### Collected data entries
━━━━━━
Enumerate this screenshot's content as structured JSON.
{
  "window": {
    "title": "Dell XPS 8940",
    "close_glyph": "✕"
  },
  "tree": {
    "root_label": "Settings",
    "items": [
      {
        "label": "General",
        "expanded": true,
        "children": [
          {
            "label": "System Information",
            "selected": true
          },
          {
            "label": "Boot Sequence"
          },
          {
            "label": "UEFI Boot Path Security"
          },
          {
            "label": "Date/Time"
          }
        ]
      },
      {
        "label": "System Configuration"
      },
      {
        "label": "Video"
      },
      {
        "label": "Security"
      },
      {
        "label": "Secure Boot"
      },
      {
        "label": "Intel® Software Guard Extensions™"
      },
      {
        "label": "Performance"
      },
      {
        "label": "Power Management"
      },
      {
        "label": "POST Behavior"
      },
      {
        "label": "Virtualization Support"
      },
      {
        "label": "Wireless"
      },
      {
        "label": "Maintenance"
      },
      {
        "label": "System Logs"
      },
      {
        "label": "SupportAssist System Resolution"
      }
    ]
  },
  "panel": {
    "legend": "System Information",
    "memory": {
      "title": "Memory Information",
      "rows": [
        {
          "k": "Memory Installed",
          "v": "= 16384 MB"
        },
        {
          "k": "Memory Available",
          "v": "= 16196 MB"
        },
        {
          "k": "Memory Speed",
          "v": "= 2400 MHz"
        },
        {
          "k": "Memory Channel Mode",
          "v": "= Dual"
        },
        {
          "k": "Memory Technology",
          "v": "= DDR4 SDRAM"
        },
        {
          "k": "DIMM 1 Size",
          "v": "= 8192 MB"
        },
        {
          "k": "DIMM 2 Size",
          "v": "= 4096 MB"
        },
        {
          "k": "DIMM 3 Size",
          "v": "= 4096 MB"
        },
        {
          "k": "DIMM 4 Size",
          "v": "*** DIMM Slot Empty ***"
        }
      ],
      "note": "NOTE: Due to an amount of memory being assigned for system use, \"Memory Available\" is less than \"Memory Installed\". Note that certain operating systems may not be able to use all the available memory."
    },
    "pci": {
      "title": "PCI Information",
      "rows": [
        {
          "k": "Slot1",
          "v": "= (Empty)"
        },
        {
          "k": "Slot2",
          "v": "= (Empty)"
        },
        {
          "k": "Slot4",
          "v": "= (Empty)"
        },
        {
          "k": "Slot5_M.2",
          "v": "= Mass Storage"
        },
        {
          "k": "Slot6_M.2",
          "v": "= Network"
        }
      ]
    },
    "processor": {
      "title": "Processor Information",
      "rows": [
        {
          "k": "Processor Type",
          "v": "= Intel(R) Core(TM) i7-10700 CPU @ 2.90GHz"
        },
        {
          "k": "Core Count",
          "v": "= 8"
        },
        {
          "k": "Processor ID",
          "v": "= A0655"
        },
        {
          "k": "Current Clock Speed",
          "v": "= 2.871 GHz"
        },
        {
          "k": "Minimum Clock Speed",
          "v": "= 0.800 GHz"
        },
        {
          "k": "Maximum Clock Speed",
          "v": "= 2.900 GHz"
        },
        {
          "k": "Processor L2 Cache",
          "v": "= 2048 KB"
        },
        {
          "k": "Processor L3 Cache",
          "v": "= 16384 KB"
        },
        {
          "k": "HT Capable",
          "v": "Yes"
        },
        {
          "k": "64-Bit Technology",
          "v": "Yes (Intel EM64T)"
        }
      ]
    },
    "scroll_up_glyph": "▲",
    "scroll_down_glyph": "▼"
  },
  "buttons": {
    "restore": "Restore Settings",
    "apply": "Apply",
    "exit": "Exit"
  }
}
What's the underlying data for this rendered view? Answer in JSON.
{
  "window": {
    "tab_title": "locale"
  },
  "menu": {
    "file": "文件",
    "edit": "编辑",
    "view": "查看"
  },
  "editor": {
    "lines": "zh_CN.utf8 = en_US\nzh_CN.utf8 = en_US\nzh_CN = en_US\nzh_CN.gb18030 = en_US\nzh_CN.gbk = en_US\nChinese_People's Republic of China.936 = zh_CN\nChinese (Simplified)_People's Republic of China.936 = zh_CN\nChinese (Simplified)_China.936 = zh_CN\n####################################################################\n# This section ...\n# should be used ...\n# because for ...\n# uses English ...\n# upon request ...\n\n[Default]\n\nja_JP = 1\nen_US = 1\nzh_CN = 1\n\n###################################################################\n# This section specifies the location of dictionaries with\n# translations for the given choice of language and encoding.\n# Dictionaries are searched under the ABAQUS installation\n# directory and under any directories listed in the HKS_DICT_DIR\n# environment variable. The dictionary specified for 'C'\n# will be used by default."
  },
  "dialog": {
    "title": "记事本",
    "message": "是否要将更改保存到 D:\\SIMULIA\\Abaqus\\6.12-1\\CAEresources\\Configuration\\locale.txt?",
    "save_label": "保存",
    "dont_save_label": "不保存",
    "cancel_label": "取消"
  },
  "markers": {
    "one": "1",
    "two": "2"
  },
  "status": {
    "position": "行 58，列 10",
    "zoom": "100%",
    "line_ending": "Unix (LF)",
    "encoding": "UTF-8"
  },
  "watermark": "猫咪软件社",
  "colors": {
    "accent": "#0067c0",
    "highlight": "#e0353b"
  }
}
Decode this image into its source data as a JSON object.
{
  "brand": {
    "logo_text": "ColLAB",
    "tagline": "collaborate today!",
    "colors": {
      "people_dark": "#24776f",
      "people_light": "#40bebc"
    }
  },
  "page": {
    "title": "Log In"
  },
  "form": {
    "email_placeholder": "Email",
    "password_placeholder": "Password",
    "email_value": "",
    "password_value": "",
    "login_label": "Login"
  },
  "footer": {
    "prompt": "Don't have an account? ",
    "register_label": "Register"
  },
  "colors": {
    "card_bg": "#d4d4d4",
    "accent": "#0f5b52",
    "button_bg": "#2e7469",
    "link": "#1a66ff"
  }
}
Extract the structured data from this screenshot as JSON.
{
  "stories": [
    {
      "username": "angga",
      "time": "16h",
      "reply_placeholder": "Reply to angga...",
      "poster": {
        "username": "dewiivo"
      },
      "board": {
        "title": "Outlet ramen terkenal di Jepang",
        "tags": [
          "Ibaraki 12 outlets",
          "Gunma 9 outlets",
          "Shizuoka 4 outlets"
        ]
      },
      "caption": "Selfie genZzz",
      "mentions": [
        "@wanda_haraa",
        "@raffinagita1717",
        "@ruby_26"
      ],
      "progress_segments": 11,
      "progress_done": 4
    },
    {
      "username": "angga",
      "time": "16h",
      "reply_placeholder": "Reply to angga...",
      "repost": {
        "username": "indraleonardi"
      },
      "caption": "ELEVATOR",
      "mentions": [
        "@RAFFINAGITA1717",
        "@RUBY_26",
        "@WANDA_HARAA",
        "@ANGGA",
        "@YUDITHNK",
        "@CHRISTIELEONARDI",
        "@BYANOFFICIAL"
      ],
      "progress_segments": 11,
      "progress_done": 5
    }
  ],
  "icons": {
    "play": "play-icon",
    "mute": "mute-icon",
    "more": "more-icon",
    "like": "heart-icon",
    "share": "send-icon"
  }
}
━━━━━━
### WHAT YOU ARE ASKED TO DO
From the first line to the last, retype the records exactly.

### EXPECTED ANSWER
Enumerate this screenshot's content as structured JSON.
{
  "window": {
    "title": "Dell XPS 8940",
    "close_glyph": "✕"
  },
  "tree": {
    "root_label": "Settings",
    "items": [
      {
        "label": "General",
        "expanded": true,
        "children": [
          {
            "label": "System Information",
            "selected": true
          },
          {
            "label": "Boot Sequence"
          },
          {
            "label": "UEFI Boot Path Security"
          },
          {
            "label": "Date/Time"
          }
        ]
      },
      {
        "label": "System Configuration"
      },
      {
        "label": "Video"
      },
      {
        "label": "Security"
      },
      {
        "label": "Secure Boot"
      },
      {
        "label": "Intel® Software Guard Extensions™"
      },
      {
        "label": "Performance"
      },
      {
        "label": "Power Management"
      },
      {
        "label": "POST Behavior"
      },
      {
        "label": "Virtualization Support"
      },
      {
        "label": "Wireless"
      },
      {
        "label": "Maintenance"
      },
      {
        "label": "System Logs"
      },
      {
        "label": "SupportAssist System Resolution"
      }
    ]
  },
  "panel": {
    "legend": "System Information",
    "memory": {
      "title": "Memory Information",
      "rows": [
        {
          "k": "Memory Installed",
          "v": "= 16384 MB"
        },
        {
          "k": "Memory Available",
          "v": "= 16196 MB"
        },
        {
          "k": "Memory Speed",
          "v": "= 2400 MHz"
        },
        {
          "k": "Memory Channel Mode",
          "v": "= Dual"
        },
        {
          "k": "Memory Technology",
          "v": "= DDR4 SDRAM"
        },
        {
          "k": "DIMM 1 Size",
          "v": "= 8192 MB"
        },
        {
          "k": "DIMM 2 Size",
          "v": "= 4096 MB"
        },
        {
          "k": "DIMM 3 Size",
          "v": "= 4096 MB"
        },
        {
          "k": "DIMM 4 Size",
          "v": "*** DIMM Slot Empty ***"
        }
      ],
      "note": "NOTE: Due to an amount of memory being assigned for system use, \"Memory Available\" is less than \"Memory Installed\". Note that certain operating systems may not be able to use all the available memory."
    },
    "pci": {
      "title": "PCI Information",
      "rows": [
        {
          "k": "Slot1",
          "v": "= (Empty)"
        },
        {
          "k": "Slot2",
          "v": "= (Empty)"
        },
        {
          "k": "Slot4",
          "v": "= (Empty)"
        },
        {
          "k": "Slot5_M.2",
          "v": "= Mass Storage"
        },
        {
          "k": "Slot6_M.2",
          "v": "= Network"
        }
      ]
    },
    "processor": {
      "title": "Processor Information",
      "rows": [
        {
          "k": "Processor Type",
          "v": "= Intel(R) Core(TM) i7-10700 CPU @ 2.90GHz"
        },
        {
          "k": "Core Count",
          "v": "= 8"
        },
        {
          "k": "Processor ID",
          "v": "= A0655"
        },
        {
          "k": "Current Clock Speed",
          "v": "= 2.871 GHz"
        },
        {
          "k": "Minimum Clock Speed",
          "v": "= 0.800 GHz"
        },
        {
          "k": "Maximum Clock Speed",
          "v": "= 2.900 GHz"
        },
        {
          "k": "Processor L2 Cache",
          "v": "= 2048 KB"
        },
        {
          "k": "Processor L3 Cache",
          "v": "= 16384 KB"
        },
        {
          "k": "HT Capable",
          "v": "Yes"
        },
        {
          "k": "64-Bit Technology",
          "v": "Yes (Intel EM64T)"
        }
      ]
    },
    "scroll_up_glyph": "▲",
    "scroll_down_glyph": "▼"
  },
  "buttons": {
    "restore": "Restore Settings",
    "apply": "Apply",
    "exit": "Exit"
  }
}
What's the underlying data for this rendered view? Answer in JSON.
{
  "window": {
    "tab_title": "locale"
  },
  "menu": {
    "file": "文件",
    "edit": "编辑",
    "view": "查看"
  },
  "editor": {
    "lines": "zh_CN.utf8 = en_US\nzh_CN.utf8 = en_US\nzh_CN = en_US\nzh_CN.gb18030 = en_US\nzh_CN.gbk = en_US\nChinese_People's Republic of China.936 = zh_CN\nChinese (Simplified)_People's Republic of China.936 = zh_CN\nChinese (Simplified)_China.936 = zh_CN\n####################################################################\n# This section ...\n# should be used ...\n# because for ...\n# uses English ...\n# upon request ...\n\n[Default]\n\nja_JP = 1\nen_US = 1\nzh_CN = 1\n\n###################################################################\n# This section specifies the location of dictionaries with\n# translations for the given choice of language and encoding.\n# Dictionaries are searched under the ABAQUS installation\n# directory and under any directories listed in the HKS_DICT_DIR\n# environment variable. The dictionary specified for 'C'\n# will be used by default."
  },
  "dialog": {
    "title": "记事本",
    "message": "是否要将更改保存到 D:\\SIMULIA\\Abaqus\\6.12-1\\CAEresources\\Configuration\\locale.txt?",
    "save_label": "保存",
    "dont_save_label": "不保存",
    "cancel_label": "取消"
  },
  "markers": {
    "one": "1",
    "two": "2"
  },
  "status": {
    "position": "行 58，列 10",
    "zoom": "100%",
    "line_ending": "Unix (LF)",
    "encoding": "UTF-8"
  },
  "watermark": "猫咪软件社",
  "colors": {
    "accent": "#0067c0",
    "highlight": "#e0353b"
  }
}
Decode this image into its source data as a JSON object.
{
  "brand": {
    "logo_text": "ColLAB",
    "tagline": "collaborate today!",
    "colors": {
      "people_dark": "#24776f",
      "people_light": "#40bebc"
    }
  },
  "page": {
    "title": "Log In"
  },
  "form": {
    "email_placeholder": "Email",
    "password_placeholder": "Password",
    "email_value": "",
    "password_value": "",
    "login_label": "Login"
  },
  "footer": {
    "prompt": "Don't have an account? ",
    "register_label": "Register"
  },
  "colors": {
    "card_bg": "#d4d4d4",
    "accent": "#0f5b52",
    "button_bg": "#2e7469",
    "link": "#1a66ff"
  }
}
Extract the structured data from this screenshot as JSON.
{
  "stories": [
    {
      "username": "angga",
      "time": "16h",
      "reply_placeholder": "Reply to angga...",
      "poster": {
        "username": "dewiivo"
      },
      "board": {
        "title": "Outlet ramen terkenal di Jepang",
        "tags": [
          "Ibaraki 12 outlets",
          "Gunma 9 outlets",
          "Shizuoka 4 outlets"
        ]
      },
      "caption": "Selfie genZzz",
      "mentions": [
        "@wanda_haraa",
        "@raffinagita1717",
        "@ruby_26"
      ],
      "progress_segments": 11,
      "progress_done": 4
    },
    {
      "username": "angga",
      "time": "16h",
      "reply_placeholder": "Reply to angga...",
      "repost": {
        "username": "indraleonardi"
      },
      "caption": "ELEVATOR",
      "mentions": [
        "@RAFFINAGITA1717",
        "@RUBY_26",
        "@WANDA_HARAA",
        "@ANGGA",
        "@YUDITHNK",
        "@CHRISTIELEONARDI",
        "@BYANOFFICIAL"
      ],
      "progress_segments": 11,
      "progress_done": 5
    }
  ],
  "icons": {
    "play": "play-icon",
    "mute": "mute-icon",
    "more": "more-icon",
    "like": "heart-icon",
    "share": "send-icon"
  }
}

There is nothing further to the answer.